The Newport Aquarium and some of its animal ambassadors visited Maysville Friday.
Students from Mason County Intermediate School and St. Patrick School filled the MCIS gymnasium to learn about several animals from the aquarium. The presentation was one of four throughout the day.
The Wave Foundation visited MCIS with four animals, a turtle, a lizard, a snake and a penguin. The event was sponsored by the Maysville Rotary Club.
During the presentation, Grace Kahmann, with the Wave foundation, talked about the characteristics of each animal. As she spoke, Amanda Anderson, also with the Wave Foundation, carried each animal around so the children could see them up close.
The first animal was a three-toed box turtle named Dorthy. According to Kahmann, the box turtle is the only specie of turtle that can go fully inside its own shell.
“The shell protects it,” she said. “It’s also a part of its skeleton, so when you touch the shell, it would be just like someone touching your fingernail. She can feel it.”
Kahmann also said the turtle’s age can be found by counting the rings around the shell.
“Just like a tree, a turtle has rings that show just how old it is,” she said.
The second animal was a blue tongue skink named Tina.
“These lizards are native to Africa,” Kahmann said. “They’re kind of like neighbors to the penguin we have here who is also native to Africa.”
The blue tongue skink was named for its bright blue tongue that it uses to scare off predators, according to Kahmann.
“She’s actually harmless,” Kahmann said. “But, when she feels threatened, she’ll stick out her tongue and the bright color will scare predators away. She eats snails and bugs, so a lot of people like to have them in their yard. She also likes really hot weather.”
According to Kahmann, the lizard can also break off its own tail. If it receives enough nutrients, it can regrow the tail, but it takes about a year.
Kahmann said the lizard can live up to 30 years.
The third animal was a ball python named Kaa.
“Ball pythons are very common as pets,” she said. “They’re not poisonous, but if they bite it will hurt. The ball python is a constrictor, so it squeezes its prey. It doesn’t get very large, so if it were to squeeze you, it won’t kill you.”
The ball python can live long lives.

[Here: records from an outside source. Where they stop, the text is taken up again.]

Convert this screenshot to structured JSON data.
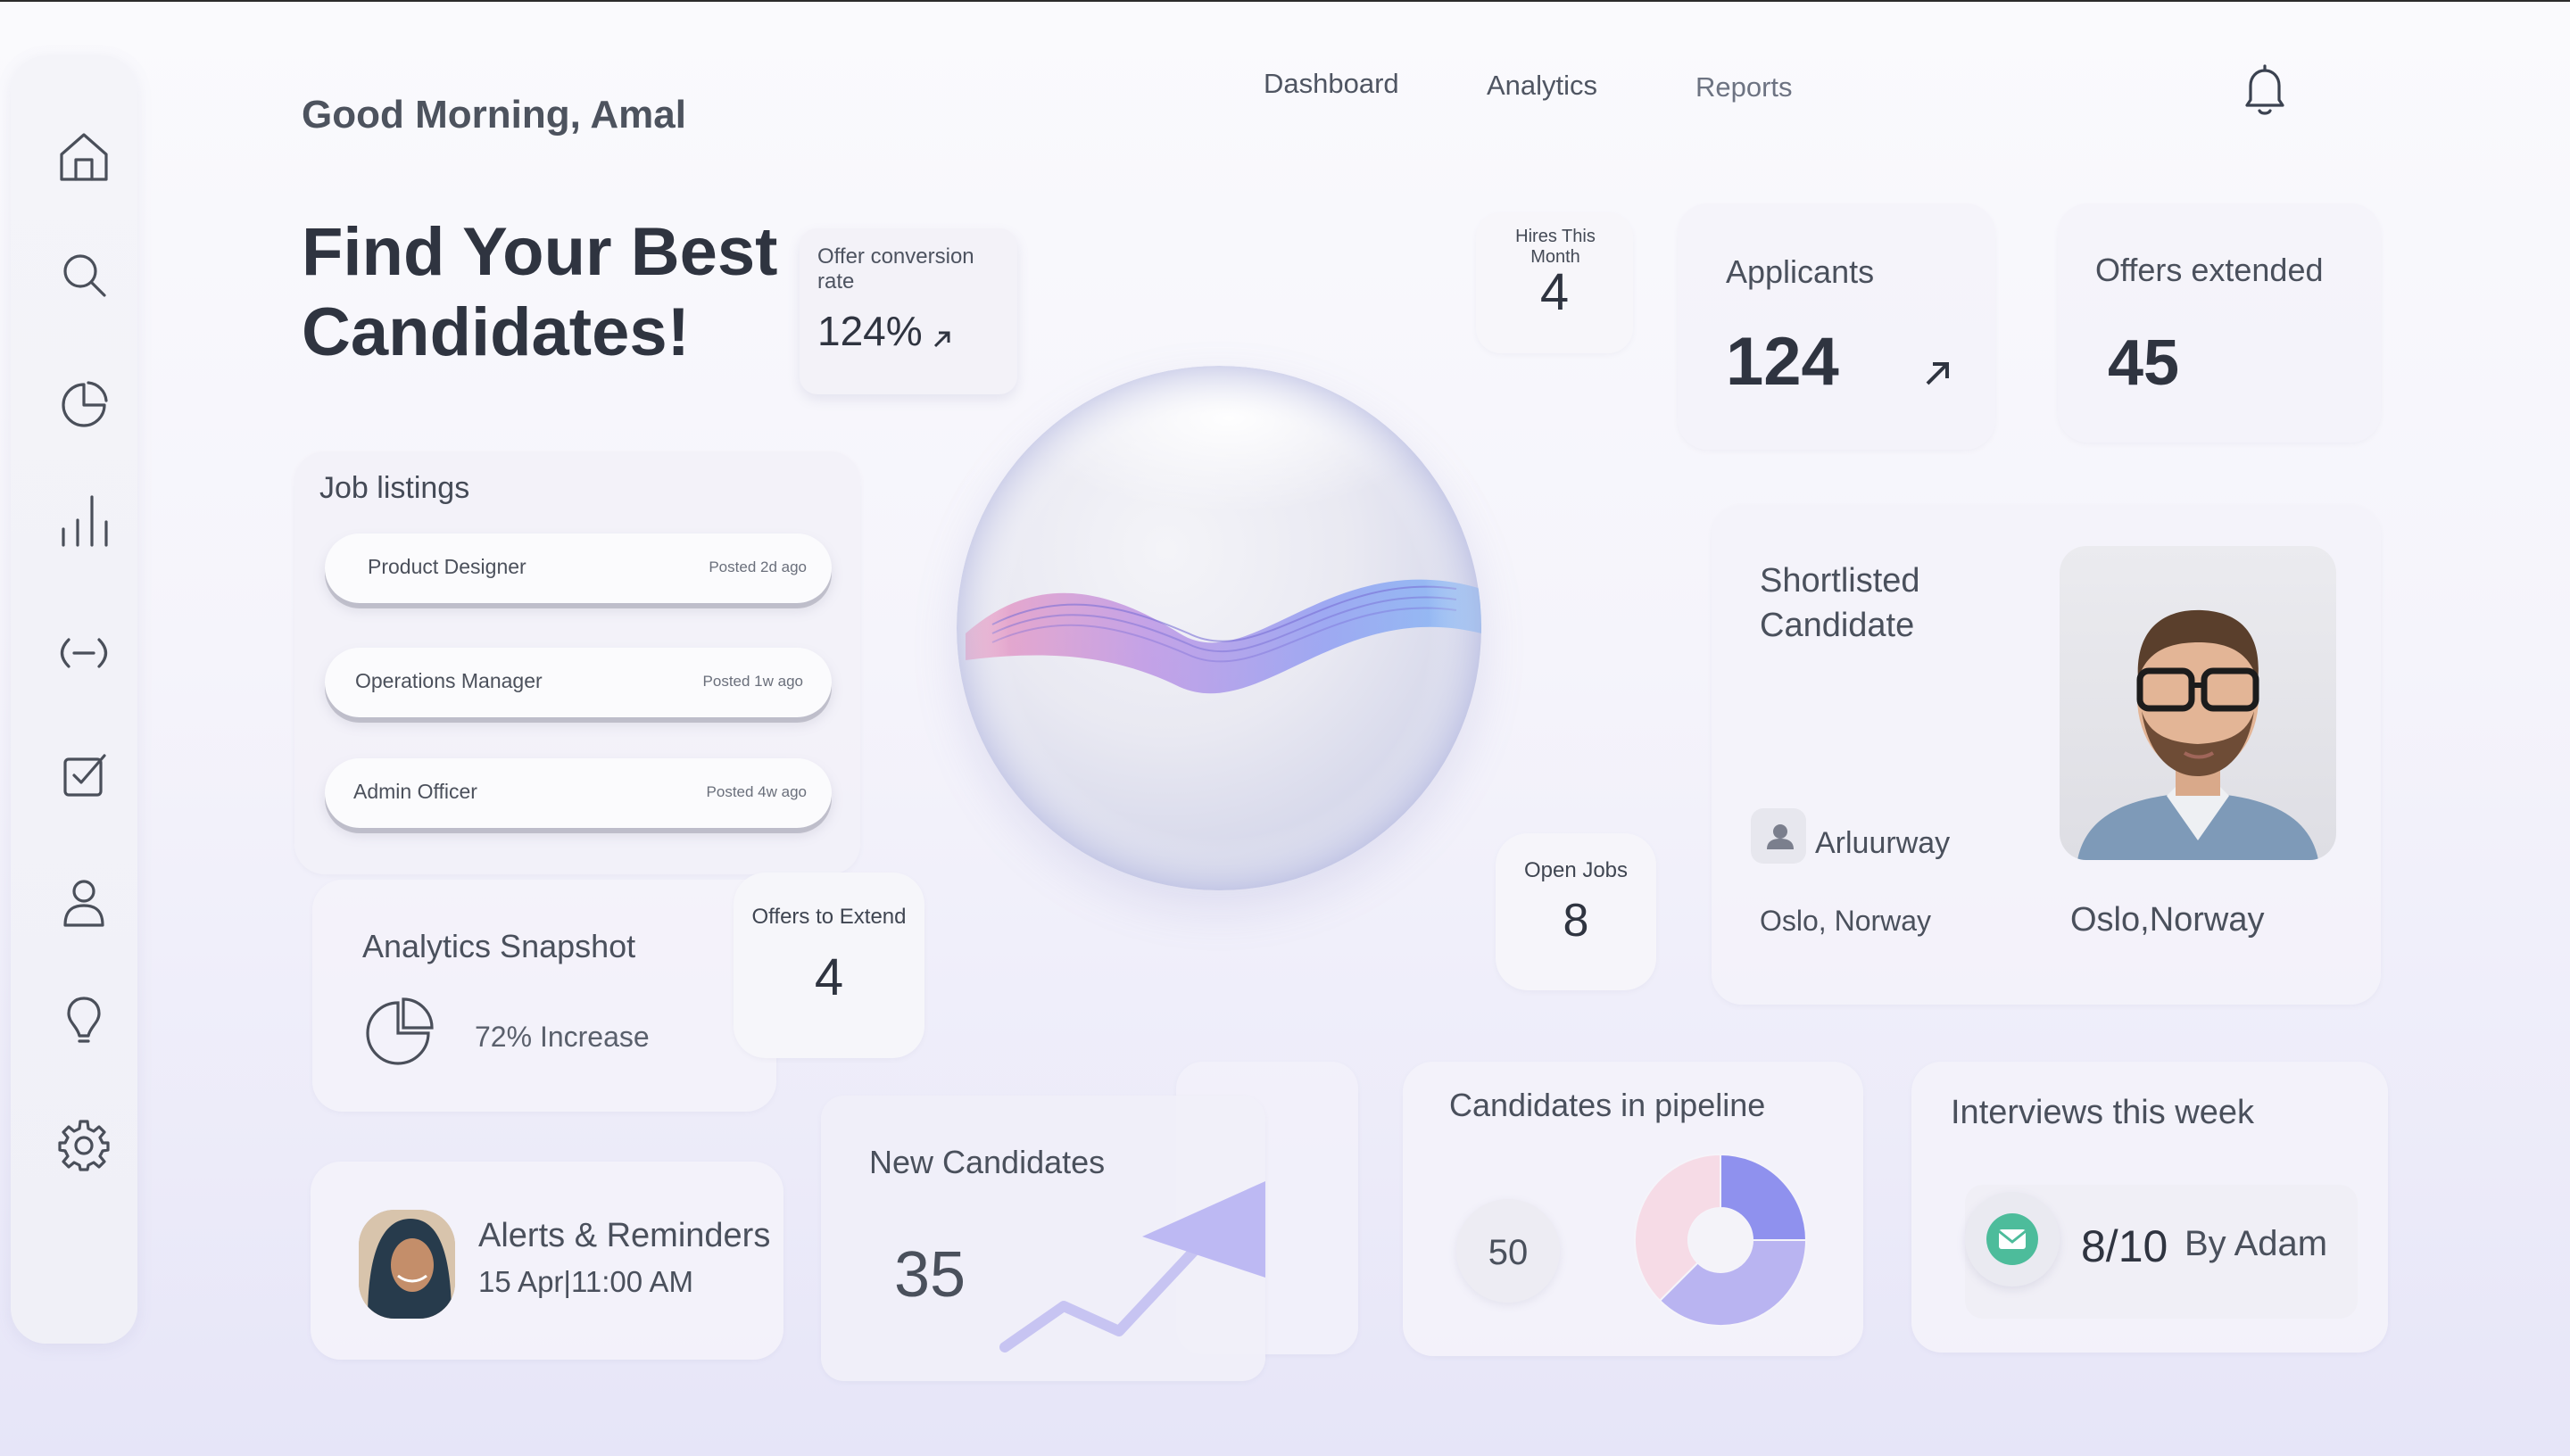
{
  "greeting": "Good Morning, Amal",
  "nav": {
    "items": [
      "Dashboard",
      "Analytics",
      "Reports"
    ]
  },
  "headline": {
    "line1": "Find Your Best",
    "line2": "Candidates!"
  },
  "offer_conversion": {
    "label": "Offer conversion rate",
    "value": "124%"
  },
  "hires_this_month": {
    "label": "Hires This Month",
    "value": "4"
  },
  "applicants": {
    "label": "Applicants",
    "value": "124"
  },
  "offers_extended": {
    "label": "Offers extended",
    "value": "45"
  },
  "job_listings": {
    "title": "Job listings",
    "items": [
      {
        "title": "Product Designer",
        "posted": "Posted 2d ago"
      },
      {
        "title": "Operations Manager",
        "posted": "Posted 1w ago"
      },
      {
        "title": "Admin Officer",
        "posted": "Posted 4w ago"
      }
    ]
  },
  "shortlisted": {
    "title_line1": "Shortlisted",
    "title_line2": "Candidate",
    "name": "Arluurway",
    "location_left": "Oslo, Norway",
    "location_right": "Oslo,Norway"
  },
  "open_jobs": {
    "label": "Open Jobs",
    "value": "8"
  },
  "analytics_snapshot": {
    "title": "Analytics Snapshot",
    "increase": "72% Increase"
  },
  "offers_to_extend": {
    "label": "Offers to Extend",
    "value": "4"
  },
  "alerts": {
    "title": "Alerts & Reminders",
    "datetime": "15 Apr|11:00 AM"
  },
  "new_candidates": {
    "title": "New Candidates",
    "value": "35"
  },
  "pipeline": {
    "title": "Candidates in pipeline",
    "count": "50",
    "chart_data": {
      "type": "pie",
      "segments": [
        {
          "fraction": 0.25,
          "color": "#8f91ee"
        },
        {
          "fraction": 0.375,
          "color": "#b9b4f1"
        },
        {
          "fraction": 0.375,
          "color": "#f6dbe6"
        }
      ]
    }
  },
  "interviews": {
    "title": "Interviews this week",
    "value": "8/10",
    "by": "By Adam"
  },
  "colors": {
    "accent": "#8f91ee",
    "text_dark": "#2f3440",
    "mail_icon": "#4dbc9b"
  },
  "icons": {
    "sidebar": [
      "home-icon",
      "search-icon",
      "pie-chart-icon",
      "bar-chart-icon",
      "link-icon",
      "checkbox-icon",
      "user-icon",
      "lightbulb-icon",
      "settings-icon"
    ],
    "header": "bell-icon"
  }
}
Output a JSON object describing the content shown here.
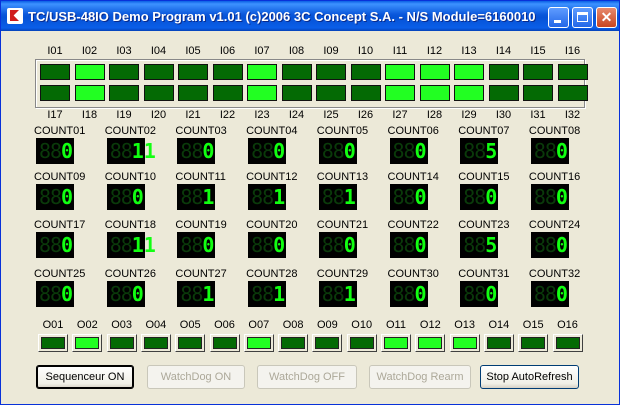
{
  "window": {
    "title": "TC/USB-48IO Demo Program v1.01 (c)2006 3C Concept S.A. - N/S Module=6160010"
  },
  "inputs": {
    "top_labels": [
      "I01",
      "I02",
      "I03",
      "I04",
      "I05",
      "I06",
      "I07",
      "I08",
      "I09",
      "I10",
      "I11",
      "I12",
      "I13",
      "I14",
      "I15",
      "I16"
    ],
    "bottom_labels": [
      "I17",
      "I18",
      "I19",
      "I20",
      "I21",
      "I22",
      "I23",
      "I24",
      "I25",
      "I26",
      "I27",
      "I28",
      "I29",
      "I30",
      "I31",
      "I32"
    ],
    "top_states": [
      0,
      1,
      0,
      0,
      0,
      0,
      1,
      0,
      0,
      0,
      1,
      1,
      1,
      0,
      0,
      0
    ],
    "bottom_states": [
      0,
      1,
      0,
      0,
      0,
      0,
      1,
      0,
      0,
      0,
      1,
      1,
      1,
      0,
      0,
      0
    ]
  },
  "counters": {
    "labels": [
      "COUNT01",
      "COUNT02",
      "COUNT03",
      "COUNT04",
      "COUNT05",
      "COUNT06",
      "COUNT07",
      "COUNT08",
      "COUNT09",
      "COUNT10",
      "COUNT11",
      "COUNT12",
      "COUNT13",
      "COUNT14",
      "COUNT15",
      "COUNT16",
      "COUNT17",
      "COUNT18",
      "COUNT19",
      "COUNT20",
      "COUNT21",
      "COUNT22",
      "COUNT23",
      "COUNT24",
      "COUNT25",
      "COUNT26",
      "COUNT27",
      "COUNT28",
      "COUNT29",
      "COUNT30",
      "COUNT31",
      "COUNT32"
    ],
    "values": [
      "0",
      "11",
      "0",
      "0",
      "0",
      "0",
      "5",
      "0",
      "0",
      "0",
      "1",
      "1",
      "1",
      "0",
      "0",
      "0",
      "0",
      "11",
      "0",
      "0",
      "0",
      "0",
      "5",
      "0",
      "0",
      "0",
      "1",
      "1",
      "1",
      "0",
      "0",
      "0"
    ]
  },
  "outputs": {
    "labels": [
      "O01",
      "O02",
      "O03",
      "O04",
      "O05",
      "O06",
      "O07",
      "O08",
      "O09",
      "O10",
      "O11",
      "O12",
      "O13",
      "O14",
      "O15",
      "O16"
    ],
    "states": [
      0,
      1,
      0,
      0,
      0,
      0,
      1,
      0,
      0,
      0,
      1,
      1,
      1,
      0,
      0,
      0
    ]
  },
  "buttons": {
    "sequenceur": "Sequenceur ON",
    "watchdog_on": "WatchDog ON",
    "watchdog_off": "WatchDog OFF",
    "watchdog_rearm": "WatchDog Rearm",
    "stop_autorefresh": "Stop AutoRefresh"
  }
}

The longest recorded life span is 47 years.
“They don’t have arms and legs, but can still climb trees, too,” Kahmann said. “Their bodies are pure muscle mass.”
The final animal, and the seemingly favorite of the students, was a penguin named Simon.
Simon, a female penguin, was released from her cage and allowed to roam the gymnasium floor as students watched. One of the other members of the Wave Foundation, Josh Thompson, carried around a toy that the penguin chased, while flapping its wings.
As the penguin played in the gymnasium, Kahmann told the students some facts about it.
“A penguin can’t fly,” she said. “There are other birds that can’t fly, too, like the ostrich. Most birds that can fly have small, light wings, but a penguin has dense, heavy bones that are good for getting under the water so they can fish.”
Once Kahmann finished her presentation, she allowed the students to line up and pet the animals.
Ethan Kalee, a St. Patrick fifth-grade student said he enjoyed learning about the animals .
“I didn’t know penguins had to trim their beaks,” he said. “It was a really good experience. You don’t normally get to touch a penguin or a lizard or snake every single day.”
Ashlyn Sergent, an MCIS third-grade student said she learned a lot about the animals.
“I learned so much about the penguin, lizard, turtle and snake,” she said. “I enjoyed learning everything. I never knew any of that. That’s penguin was so smooth. It was a lot of fun.”
MCIS Principal Robbie Kimble said he felt having the Wave Foundation visit the school was good for the students.
“It’s something the Rotary, and Jackie Thomas, who originally brought it to our attention and they put this on for us,” he said. “I was excited, because I knew the kids would love it. It’s a great experience for the kids — especially those who may not normally get to go to the aquarium.”